Assignment:
Output a character-exact copy of the data, images removed.

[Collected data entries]
BEGIN
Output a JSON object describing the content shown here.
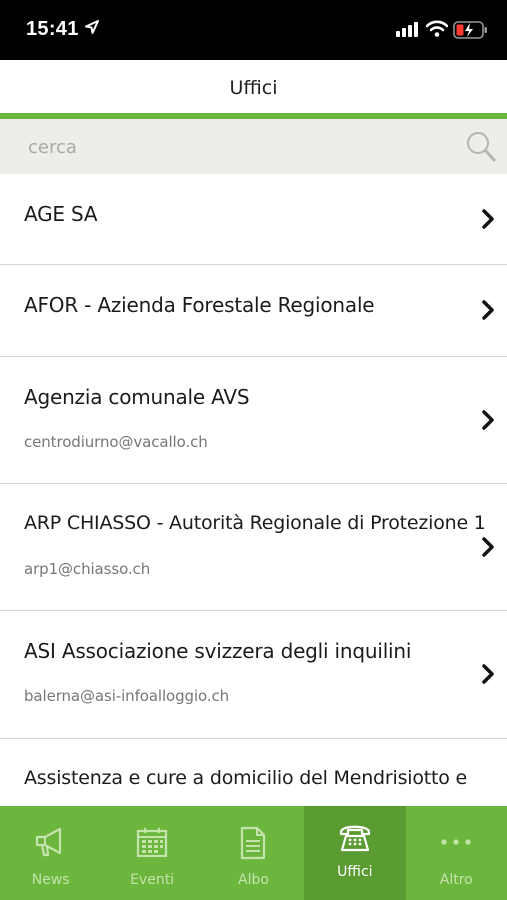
{
  "status_bar": {
    "time": "15:41"
  },
  "header": {
    "title": "Uffici"
  },
  "search": {
    "placeholder": "cerca"
  },
  "offices": [
    {
      "name": "AGE SA",
      "email": ""
    },
    {
      "name": "AFOR - Azienda Forestale Regionale",
      "email": ""
    },
    {
      "name": "Agenzia comunale AVS",
      "email": "centrodiurno@vacallo.ch"
    },
    {
      "name": "ARP CHIASSO - Autorità Regionale di Protezione 1",
      "email": "arp1@chiasso.ch"
    },
    {
      "name": "ASI Associazione svizzera degli inquilini",
      "email": "balerna@asi-infoalloggio.ch"
    },
    {
      "name": "Assistenza e cure a domicilio del Mendrisiotto e",
      "email": ""
    }
  ],
  "tabs": [
    {
      "label": "News",
      "icon": "megaphone-icon"
    },
    {
      "label": "Eventi",
      "icon": "calendar-icon"
    },
    {
      "label": "Albo",
      "icon": "document-icon"
    },
    {
      "label": "Uffici",
      "icon": "telephone-icon",
      "active": true
    },
    {
      "label": "Altro",
      "icon": "more-icon"
    }
  ],
  "colors": {
    "accent": "#6cb63e",
    "accent_active": "#5a9c31",
    "search_bg": "#eceee8"
  }
}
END
Task output:
Output a JSON object describing the content shown here.
{
  "status_bar": {
    "time": "15:41"
  },
  "header": {
    "title": "Uffici"
  },
  "search": {
    "placeholder": "cerca"
  },
  "offices": [
    {
      "name": "AGE SA",
      "email": ""
    },
    {
      "name": "AFOR - Azienda Forestale Regionale",
      "email": ""
    },
    {
      "name": "Agenzia comunale AVS",
      "email": "centrodiurno@vacallo.ch"
    },
    {
      "name": "ARP CHIASSO - Autorità Regionale di Protezione 1",
      "email": "arp1@chiasso.ch"
    },
    {
      "name": "ASI Associazione svizzera degli inquilini",
      "email": "balerna@asi-infoalloggio.ch"
    },
    {
      "name": "Assistenza e cure a domicilio del Mendrisiotto e",
      "email": ""
    }
  ],
  "tabs": [
    {
      "label": "News",
      "icon": "megaphone-icon"
    },
    {
      "label": "Eventi",
      "icon": "calendar-icon"
    },
    {
      "label": "Albo",
      "icon": "document-icon"
    },
    {
      "label": "Uffici",
      "icon": "telephone-icon",
      "active": true
    },
    {
      "label": "Altro",
      "icon": "more-icon"
    }
  ],
  "colors": {
    "accent": "#6cb63e",
    "accent_active": "#5a9c31",
    "search_bg": "#eceee8"
  }
}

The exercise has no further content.